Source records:
━━━━━━
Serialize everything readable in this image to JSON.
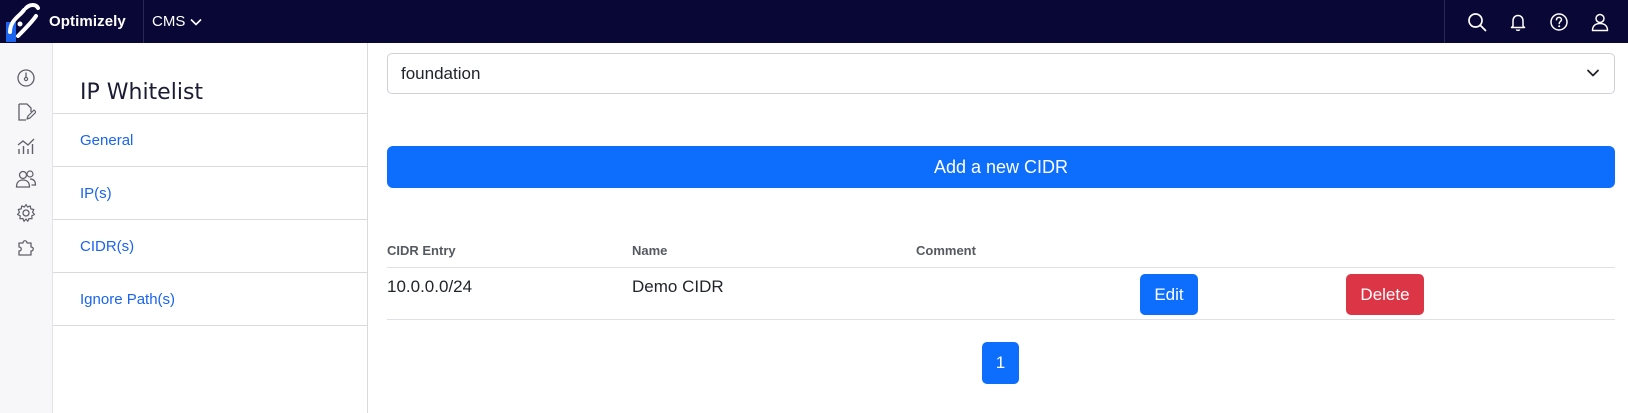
{
  "header": {
    "brand": "Optimizely",
    "product": "CMS",
    "icons": [
      "search-icon",
      "bell-icon",
      "help-icon",
      "user-icon"
    ]
  },
  "rail": {
    "icons": [
      "dashboard-icon",
      "edit-icon",
      "reports-icon",
      "visitor-groups-icon",
      "settings-icon",
      "add-ons-icon"
    ]
  },
  "settings_nav": {
    "title": "IP Whitelist",
    "items": [
      {
        "label": "General"
      },
      {
        "label": "IP(s)"
      },
      {
        "label": "CIDR(s)"
      },
      {
        "label": "Ignore Path(s)"
      }
    ]
  },
  "main": {
    "site_select": {
      "value": "foundation"
    },
    "add_button": "Add a new CIDR",
    "table": {
      "columns": [
        "CIDR Entry",
        "Name",
        "Comment"
      ],
      "rows": [
        {
          "cidr": "10.0.0.0/24",
          "name": "Demo CIDR",
          "comment": "",
          "edit_label": "Edit",
          "delete_label": "Delete"
        }
      ]
    },
    "pagination": {
      "current_page": "1"
    }
  },
  "colors": {
    "topbar": "#080736",
    "primary": "#0d6efd",
    "danger": "#dc3545",
    "link": "#1a64f0"
  }
}
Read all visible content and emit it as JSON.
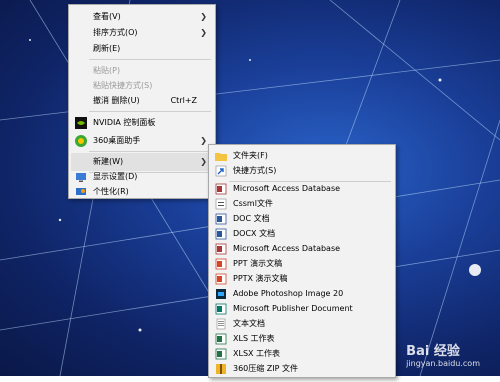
{
  "context_menu": {
    "items": [
      {
        "label": "查看(V)"
      },
      {
        "label": "排序方式(O)"
      },
      {
        "label": "刷新(E)"
      },
      {
        "label": "粘贴(P)"
      },
      {
        "label": "粘贴快捷方式(S)"
      },
      {
        "label": "撤消 删除(U)",
        "shortcut": "Ctrl+Z"
      },
      {
        "label": "NVIDIA 控制面板"
      },
      {
        "label": "360桌面助手"
      },
      {
        "label": "新建(W)"
      },
      {
        "label": "显示设置(D)"
      },
      {
        "label": "个性化(R)"
      }
    ]
  },
  "new_submenu": {
    "items": [
      {
        "label": "文件夹(F)"
      },
      {
        "label": "快捷方式(S)"
      },
      {
        "label": "Microsoft Access Database"
      },
      {
        "label": "Cssml文件"
      },
      {
        "label": "DOC 文档"
      },
      {
        "label": "DOCX 文档"
      },
      {
        "label": "Microsoft Access Database"
      },
      {
        "label": "PPT 演示文稿"
      },
      {
        "label": "PPTX 演示文稿"
      },
      {
        "label": "Adobe Photoshop Image 20"
      },
      {
        "label": "Microsoft Publisher Document"
      },
      {
        "label": "文本文档"
      },
      {
        "label": "XLS 工作表"
      },
      {
        "label": "XLSX 工作表"
      },
      {
        "label": "360压缩 ZIP 文件"
      }
    ]
  },
  "watermark": {
    "text": "Bai 经验",
    "url": "jingyan.baidu.com"
  },
  "colors": {
    "menu_bg": "#f2f2f2",
    "highlight": "#e1e1e1",
    "desktop": "#1a3f99"
  }
}
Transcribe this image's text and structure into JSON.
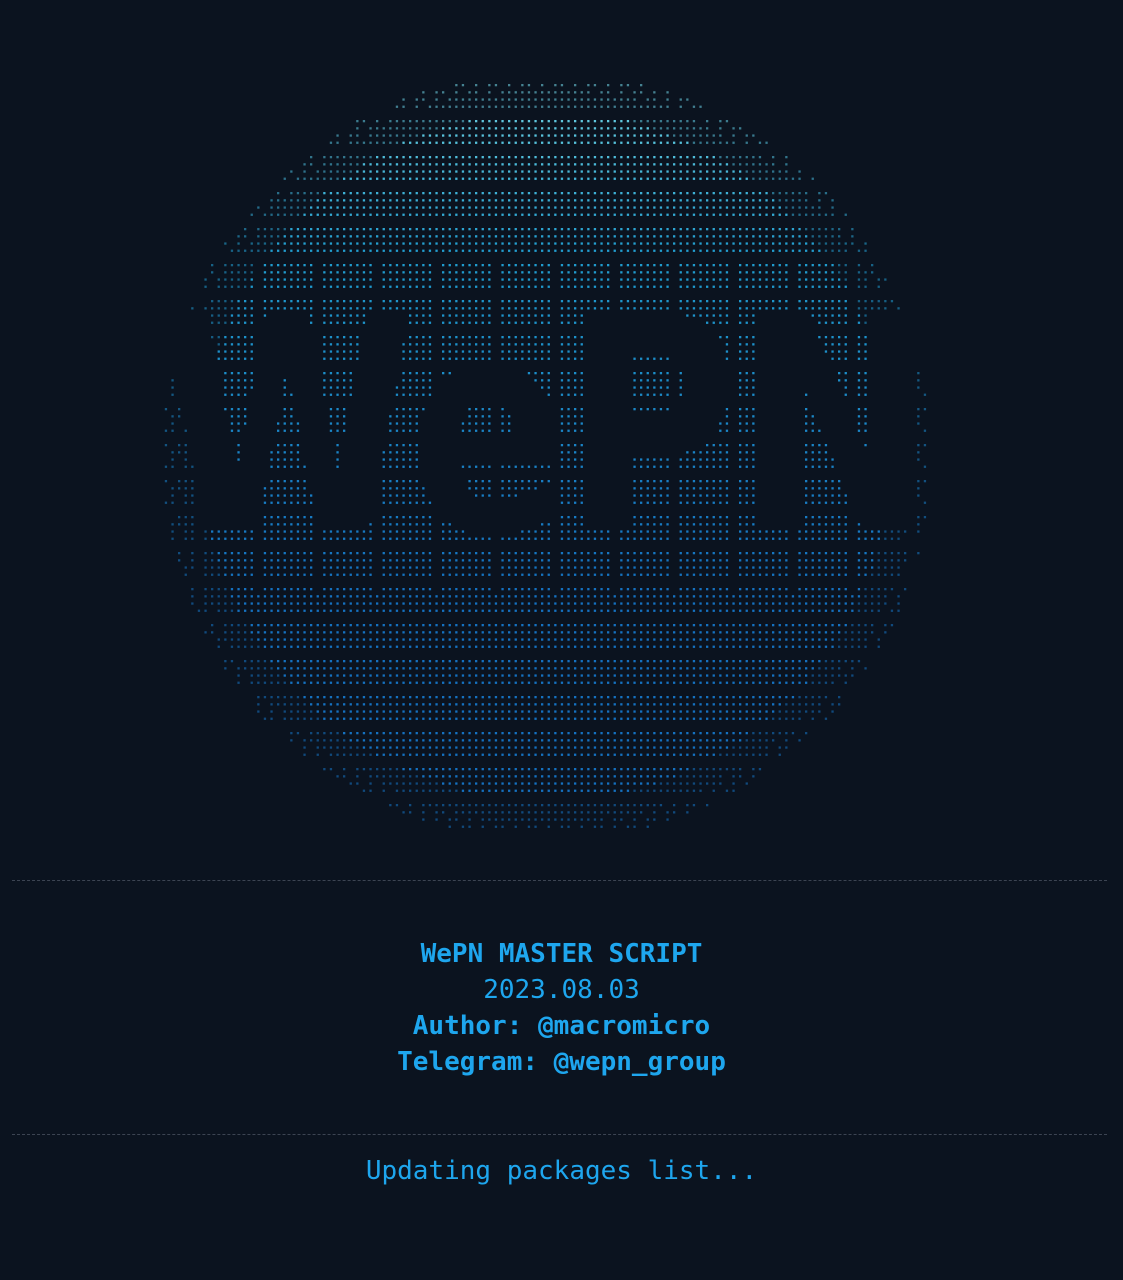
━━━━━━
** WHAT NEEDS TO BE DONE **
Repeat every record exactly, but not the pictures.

** TASK OUTPUT **
Serialize everything readable in this image to JSON.
{
  "header": {
    "brand": "Optimizely",
    "product": "CMS",
    "icons": [
      "search-icon",
      "bell-icon",
      "help-icon",
      "user-icon"
    ]
  },
  "rail": {
    "icons": [
      "dashboard-icon",
      "edit-icon",
      "reports-icon",
      "visitor-groups-icon",
      "settings-icon",
      "add-ons-icon"
    ]
  },
  "settings_nav": {
    "title": "IP Whitelist",
    "items": [
      {
        "label": "General"
      },
      {
        "label": "IP(s)"
      },
      {
        "label": "CIDR(s)"
      },
      {
        "label": "Ignore Path(s)"
      }
    ]
  },
  "main": {
    "site_select": {
      "value": "foundation"
    },
    "add_button": "Add a new CIDR",
    "table": {
      "columns": [
        "CIDR Entry",
        "Name",
        "Comment"
      ],
      "rows": [
        {
          "cidr": "10.0.0.0/24",
          "name": "Demo CIDR",
          "comment": "",
          "edit_label": "Edit",
          "delete_label": "Delete"
        }
      ]
    },
    "pagination": {
      "current_page": "1"
    }
  },
  "colors": {
    "topbar": "#080736",
    "primary": "#0d6efd",
    "danger": "#dc3545",
    "link": "#1a64f0"
  }
}
Read all visible content and emit it as JSON.
{
  "context_menu": {
    "items": [
      {
        "label": "查看(V)"
      },
      {
        "label": "排序方式(O)"
      },
      {
        "label": "刷新(E)"
      },
      {
        "label": "粘贴(P)"
      },
      {
        "label": "粘贴快捷方式(S)"
      },
      {
        "label": "撤消 删除(U)",
        "shortcut": "Ctrl+Z"
      },
      {
        "label": "NVIDIA 控制面板"
      },
      {
        "label": "360桌面助手"
      },
      {
        "label": "新建(W)"
      },
      {
        "label": "显示设置(D)"
      },
      {
        "label": "个性化(R)"
      }
    ]
  },
  "new_submenu": {
    "items": [
      {
        "label": "文件夹(F)"
      },
      {
        "label": "快捷方式(S)"
      },
      {
        "label": "Microsoft Access Database"
      },
      {
        "label": "Cssml文件"
      },
      {
        "label": "DOC 文档"
      },
      {
        "label": "DOCX 文档"
      },
      {
        "label": "Microsoft Access Database"
      },
      {
        "label": "PPT 演示文稿"
      },
      {
        "label": "PPTX 演示文稿"
      },
      {
        "label": "Adobe Photoshop Image 20"
      },
      {
        "label": "Microsoft Publisher Document"
      },
      {
        "label": "文本文档"
      },
      {
        "label": "XLS 工作表"
      },
      {
        "label": "XLSX 工作表"
      },
      {
        "label": "360压缩 ZIP 文件"
      }
    ]
  },
  "watermark": {
    "text": "Bai 经验",
    "url": "jingyan.baidu.com"
  },
  "colors": {
    "menu_bg": "#f2f2f2",
    "highlight": "#e1e1e1",
    "desktop": "#1a3f99"
  }
}
Transcribe this image's text and structure into JSON.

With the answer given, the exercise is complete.